Erica Vilkauls, chief executive of womenswear multiple East, said online sales performed “much, much better” than those in store with a split of 60:40 respectively.
“Sales were up 65% on the event last year without too much margin damage,” she said. “Having the offer over a week – from the 21 November to 27 November – ensured both web and logistics operations didn’t get overloaded, and customers received their orders in a timely manner when shopping online.”
Cecile Reinaud, CEO and founder of maternitywear brand Seraphine, agreed an online focus secured retailers’ success this year: “People think it’ll be really busy in store, while online shopping is comfortable.
”Trading overall was up 40% on last year for Black Friday itself, which is 20% higher than we forecast – a really good performance.”
Off-price etailer SecretSales said it had its strongest week this year, peaking on Black Friday itself.
Co-founder and chief commercial officer Sach Kukadia said it was a winning year for online: “Shoppers want convenience, not just price. People are time short, and shopping online is a way to access products in a much easier fashion.”
Anthony Thompson, chief executive of Fat Face, reported a “significant” uplift in seasonal product sales online, such as gloves, hats and nightwear, from Thursday 23 November onwards despite not discounting over the period.
“There’s no question that we saw more online traffic than in store, and I think in terms of how Black Friday operates, it does seem to support online retailers,” he said. “Those with an omnichannel business no question saw a bigger uplift online than in shops.”
High street footfall in central London on Black Friday was not helped by false reports of a terror incident at Oxford Circus Tube station. Footfall in the area fell by 12% year on year on the day, the New West End Company reported, after what police described as an “altercation” shortly before 5pm sparked mass panic among visitors. Sections of Oxford Street were cordoned off.
He added that, despite not discounting over the weekend, trade at the retailer was “pretty positive”, and like-for-like sales were up 33% on Sunday 26 November.
Nick Neil-Boss, director at consulting firm AlixPartners, said: “Consumers, quite rightly, look in store before they buy, then nip online to make the purchase.

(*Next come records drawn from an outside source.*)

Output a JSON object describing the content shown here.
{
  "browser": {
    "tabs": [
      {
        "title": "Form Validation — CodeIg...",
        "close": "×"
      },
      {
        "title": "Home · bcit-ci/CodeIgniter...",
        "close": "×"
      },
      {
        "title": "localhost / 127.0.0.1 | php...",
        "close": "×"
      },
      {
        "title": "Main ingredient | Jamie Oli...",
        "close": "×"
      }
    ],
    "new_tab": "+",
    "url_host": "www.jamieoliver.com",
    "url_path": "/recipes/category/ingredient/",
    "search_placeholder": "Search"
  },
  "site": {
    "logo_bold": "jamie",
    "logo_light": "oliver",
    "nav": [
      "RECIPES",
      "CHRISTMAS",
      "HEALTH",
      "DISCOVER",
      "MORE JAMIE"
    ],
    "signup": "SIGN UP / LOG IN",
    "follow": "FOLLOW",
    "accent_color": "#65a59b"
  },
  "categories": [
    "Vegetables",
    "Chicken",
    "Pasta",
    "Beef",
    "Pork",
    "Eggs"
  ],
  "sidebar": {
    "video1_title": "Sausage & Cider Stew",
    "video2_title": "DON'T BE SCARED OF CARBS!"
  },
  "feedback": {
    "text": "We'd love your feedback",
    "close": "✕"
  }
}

This will become an increasing trend, so retailers that integrate an online and in-store experience will be – and so far have been – the most successful this year.”